EXERCISE OBJECTIVE:
Word for word, the records below are to be set down again.

Page and application data records
****************************************

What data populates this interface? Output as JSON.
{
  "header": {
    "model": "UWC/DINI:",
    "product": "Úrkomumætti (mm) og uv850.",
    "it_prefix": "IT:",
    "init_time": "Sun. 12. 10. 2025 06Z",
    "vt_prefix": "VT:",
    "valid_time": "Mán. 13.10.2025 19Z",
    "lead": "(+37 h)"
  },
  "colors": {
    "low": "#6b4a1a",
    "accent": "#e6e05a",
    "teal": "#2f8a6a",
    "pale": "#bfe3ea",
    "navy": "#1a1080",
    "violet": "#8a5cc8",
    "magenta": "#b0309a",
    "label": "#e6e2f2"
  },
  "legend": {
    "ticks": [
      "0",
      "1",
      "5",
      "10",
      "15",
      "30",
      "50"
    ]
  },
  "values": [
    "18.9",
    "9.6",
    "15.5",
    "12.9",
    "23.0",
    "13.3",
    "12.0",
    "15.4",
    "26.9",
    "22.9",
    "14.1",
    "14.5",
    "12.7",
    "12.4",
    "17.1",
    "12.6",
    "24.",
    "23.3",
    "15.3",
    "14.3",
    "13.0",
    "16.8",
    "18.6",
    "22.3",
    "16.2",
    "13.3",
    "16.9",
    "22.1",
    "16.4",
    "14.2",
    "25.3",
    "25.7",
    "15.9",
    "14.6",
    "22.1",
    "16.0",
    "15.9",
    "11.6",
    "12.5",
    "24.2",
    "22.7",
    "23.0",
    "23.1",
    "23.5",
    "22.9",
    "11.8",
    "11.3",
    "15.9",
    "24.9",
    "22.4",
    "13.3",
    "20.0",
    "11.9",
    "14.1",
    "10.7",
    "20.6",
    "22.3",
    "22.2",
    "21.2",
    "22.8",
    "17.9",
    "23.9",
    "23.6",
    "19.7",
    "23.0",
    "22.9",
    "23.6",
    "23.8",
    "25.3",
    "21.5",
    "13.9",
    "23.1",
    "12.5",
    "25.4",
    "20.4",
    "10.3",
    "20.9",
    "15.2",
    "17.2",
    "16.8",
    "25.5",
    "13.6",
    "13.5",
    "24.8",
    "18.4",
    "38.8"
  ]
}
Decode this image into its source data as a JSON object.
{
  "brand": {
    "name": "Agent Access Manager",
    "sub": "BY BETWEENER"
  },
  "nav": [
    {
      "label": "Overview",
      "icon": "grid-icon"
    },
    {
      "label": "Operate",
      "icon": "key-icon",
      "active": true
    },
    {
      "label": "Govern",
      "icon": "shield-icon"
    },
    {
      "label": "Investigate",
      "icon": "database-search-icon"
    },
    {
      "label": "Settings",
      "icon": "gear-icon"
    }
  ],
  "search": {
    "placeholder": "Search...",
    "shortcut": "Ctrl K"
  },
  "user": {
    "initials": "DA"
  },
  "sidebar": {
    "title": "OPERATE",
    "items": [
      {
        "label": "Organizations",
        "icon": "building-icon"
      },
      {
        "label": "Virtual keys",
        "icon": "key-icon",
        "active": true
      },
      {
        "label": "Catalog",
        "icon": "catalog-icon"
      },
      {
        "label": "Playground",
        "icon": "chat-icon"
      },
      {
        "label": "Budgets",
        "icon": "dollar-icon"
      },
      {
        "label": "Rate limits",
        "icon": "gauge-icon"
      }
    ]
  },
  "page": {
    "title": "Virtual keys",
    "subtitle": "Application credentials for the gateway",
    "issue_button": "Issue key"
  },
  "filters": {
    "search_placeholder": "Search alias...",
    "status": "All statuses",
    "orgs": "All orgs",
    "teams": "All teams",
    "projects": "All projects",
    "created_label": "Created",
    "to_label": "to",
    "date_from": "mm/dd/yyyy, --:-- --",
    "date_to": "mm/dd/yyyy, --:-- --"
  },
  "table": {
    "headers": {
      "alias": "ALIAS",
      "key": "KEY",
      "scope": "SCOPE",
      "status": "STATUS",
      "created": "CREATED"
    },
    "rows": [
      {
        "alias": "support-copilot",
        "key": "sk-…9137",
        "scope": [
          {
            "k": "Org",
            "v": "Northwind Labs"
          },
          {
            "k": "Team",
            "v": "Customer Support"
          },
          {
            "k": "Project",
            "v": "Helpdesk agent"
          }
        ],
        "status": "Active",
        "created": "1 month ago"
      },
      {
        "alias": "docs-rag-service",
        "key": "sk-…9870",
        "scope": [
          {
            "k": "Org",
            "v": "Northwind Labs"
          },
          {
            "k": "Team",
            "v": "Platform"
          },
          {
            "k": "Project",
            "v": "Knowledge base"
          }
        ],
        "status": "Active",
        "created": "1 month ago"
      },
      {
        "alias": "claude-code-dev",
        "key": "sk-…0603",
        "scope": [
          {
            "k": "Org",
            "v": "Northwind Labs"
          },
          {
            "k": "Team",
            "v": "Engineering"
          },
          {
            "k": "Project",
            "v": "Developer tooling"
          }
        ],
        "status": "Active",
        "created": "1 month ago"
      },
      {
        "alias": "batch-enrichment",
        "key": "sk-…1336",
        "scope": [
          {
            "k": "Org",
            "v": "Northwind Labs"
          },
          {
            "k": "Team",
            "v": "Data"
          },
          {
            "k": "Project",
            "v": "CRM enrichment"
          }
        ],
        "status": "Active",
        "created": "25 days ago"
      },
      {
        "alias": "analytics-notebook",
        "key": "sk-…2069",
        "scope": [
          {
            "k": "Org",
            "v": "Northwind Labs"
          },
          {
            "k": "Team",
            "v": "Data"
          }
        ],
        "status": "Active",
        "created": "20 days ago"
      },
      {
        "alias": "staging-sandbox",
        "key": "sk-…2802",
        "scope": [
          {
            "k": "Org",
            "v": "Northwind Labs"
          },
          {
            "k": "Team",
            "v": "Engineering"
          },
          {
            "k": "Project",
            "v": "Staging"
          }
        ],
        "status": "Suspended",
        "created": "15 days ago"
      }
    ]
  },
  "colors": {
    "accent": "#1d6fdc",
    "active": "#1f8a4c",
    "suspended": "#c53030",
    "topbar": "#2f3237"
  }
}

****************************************

EXERCISE RESULT:
What data populates this interface? Output as JSON.
{
  "header": {
    "model": "UWC/DINI:",
    "product": "Úrkomumætti (mm) og uv850.",
    "it_prefix": "IT:",
    "init_time": "Sun. 12. 10. 2025 06Z",
    "vt_prefix": "VT:",
    "valid_time": "Mán. 13.10.2025 19Z",
    "lead": "(+37 h)"
  },
  "colors": {
    "low": "#6b4a1a",
    "accent": "#e6e05a",
    "teal": "#2f8a6a",
    "pale": "#bfe3ea",
    "navy": "#1a1080",
    "violet": "#8a5cc8",
    "magenta": "#b0309a",
    "label": "#e6e2f2"
  },
  "legend": {
    "ticks": [
      "0",
      "1",
      "5",
      "10",
      "15",
      "30",
      "50"
    ]
  },
  "values": [
    "18.9",
    "9.6",
    "15.5",
    "12.9",
    "23.0",
    "13.3",
    "12.0",
    "15.4",
    "26.9",
    "22.9",
    "14.1",
    "14.5",
    "12.7",
    "12.4",
    "17.1",
    "12.6",
    "24.",
    "23.3",
    "15.3",
    "14.3",
    "13.0",
    "16.8",
    "18.6",
    "22.3",
    "16.2",
    "13.3",
    "16.9",
    "22.1",
    "16.4",
    "14.2",
    "25.3",
    "25.7",
    "15.9",
    "14.6",
    "22.1",
    "16.0",
    "15.9",
    "11.6",
    "12.5",
    "24.2",
    "22.7",
    "23.0",
    "23.1",
    "23.5",
    "22.9",
    "11.8",
    "11.3",
    "15.9",
    "24.9",
    "22.4",
    "13.3",
    "20.0",
    "11.9",
    "14.1",
    "10.7",
    "20.6",
    "22.3",
    "22.2",
    "21.2",
    "22.8",
    "17.9",
    "23.9",
    "23.6",
    "19.7",
    "23.0",
    "22.9",
    "23.6",
    "23.8",
    "25.3",
    "21.5",
    "13.9",
    "23.1",
    "12.5",
    "25.4",
    "20.4",
    "10.3",
    "20.9",
    "15.2",
    "17.2",
    "16.8",
    "25.5",
    "13.6",
    "13.5",
    "24.8",
    "18.4",
    "38.8"
  ]
}
Decode this image into its source data as a JSON object.
{
  "brand": {
    "name": "Agent Access Manager",
    "sub": "BY BETWEENER"
  },
  "nav": [
    {
      "label": "Overview",
      "icon": "grid-icon"
    },
    {
      "label": "Operate",
      "icon": "key-icon",
      "active": true
    },
    {
      "label": "Govern",
      "icon": "shield-icon"
    },
    {
      "label": "Investigate",
      "icon": "database-search-icon"
    },
    {
      "label": "Settings",
      "icon": "gear-icon"
    }
  ],
  "search": {
    "placeholder": "Search...",
    "shortcut": "Ctrl K"
  },
  "user": {
    "initials": "DA"
  },
  "sidebar": {
    "title": "OPERATE",
    "items": [
      {
        "label": "Organizations",
        "icon": "building-icon"
      },
      {
        "label": "Virtual keys",
        "icon": "key-icon",
        "active": true
      },
      {
        "label": "Catalog",
        "icon": "catalog-icon"
      },
      {
        "label": "Playground",
        "icon": "chat-icon"
      },
      {
        "label": "Budgets",
        "icon": "dollar-icon"
      },
      {
        "label": "Rate limits",
        "icon": "gauge-icon"
      }
    ]
  },
  "page": {
    "title": "Virtual keys",
    "subtitle": "Application credentials for the gateway",
    "issue_button": "Issue key"
  },
  "filters": {
    "search_placeholder": "Search alias...",
    "status": "All statuses",
    "orgs": "All orgs",
    "teams": "All teams",
    "projects": "All projects",
    "created_label": "Created",
    "to_label": "to",
    "date_from": "mm/dd/yyyy, --:-- --",
    "date_to": "mm/dd/yyyy, --:-- --"
  },
  "table": {
    "headers": {
      "alias": "ALIAS",
      "key": "KEY",
      "scope": "SCOPE",
      "status": "STATUS",
      "created": "CREATED"
    },
    "rows": [
      {
        "alias": "support-copilot",
        "key": "sk-…9137",
        "scope": [
          {
            "k": "Org",
            "v": "Northwind Labs"
          },
          {
            "k": "Team",
            "v": "Customer Support"
          },
          {
            "k": "Project",
            "v": "Helpdesk agent"
          }
        ],
        "status": "Active",
        "created": "1 month ago"
      },
      {
        "alias": "docs-rag-service",
        "key": "sk-…9870",
        "scope": [
          {
            "k": "Org",
            "v": "Northwind Labs"
          },
          {
            "k": "Team",
            "v": "Platform"
          },
          {
            "k": "Project",
            "v": "Knowledge base"
          }
        ],
        "status": "Active",
        "created": "1 month ago"
      },
      {
        "alias": "claude-code-dev",
        "key": "sk-…0603",
        "scope": [
          {
            "k": "Org",
            "v": "Northwind Labs"
          },
          {
            "k": "Team",
            "v": "Engineering"
          },
          {
            "k": "Project",
            "v": "Developer tooling"
          }
        ],
        "status": "Active",
        "created": "1 month ago"
      },
      {
        "alias": "batch-enrichment",
        "key": "sk-…1336",
        "scope": [
          {
            "k": "Org",
            "v": "Northwind Labs"
          },
          {
            "k": "Team",
            "v": "Data"
          },
          {
            "k": "Project",
            "v": "CRM enrichment"
          }
        ],
        "status": "Active",
        "created": "25 days ago"
      },
      {
        "alias": "analytics-notebook",
        "key": "sk-…2069",
        "scope": [
          {
            "k": "Org",
            "v": "Northwind Labs"
          },
          {
            "k": "Team",
            "v": "Data"
          }
        ],
        "status": "Active",
        "created": "20 days ago"
      },
      {
        "alias": "staging-sandbox",
        "key": "sk-…2802",
        "scope": [
          {
            "k": "Org",
            "v": "Northwind Labs"
          },
          {
            "k": "Team",
            "v": "Engineering"
          },
          {
            "k": "Project",
            "v": "Staging"
          }
        ],
        "status": "Suspended",
        "created": "15 days ago"
      }
    ]
  },
  "colors": {
    "accent": "#1d6fdc",
    "active": "#1f8a4c",
    "suspended": "#c53030",
    "topbar": "#2f3237"
  }
}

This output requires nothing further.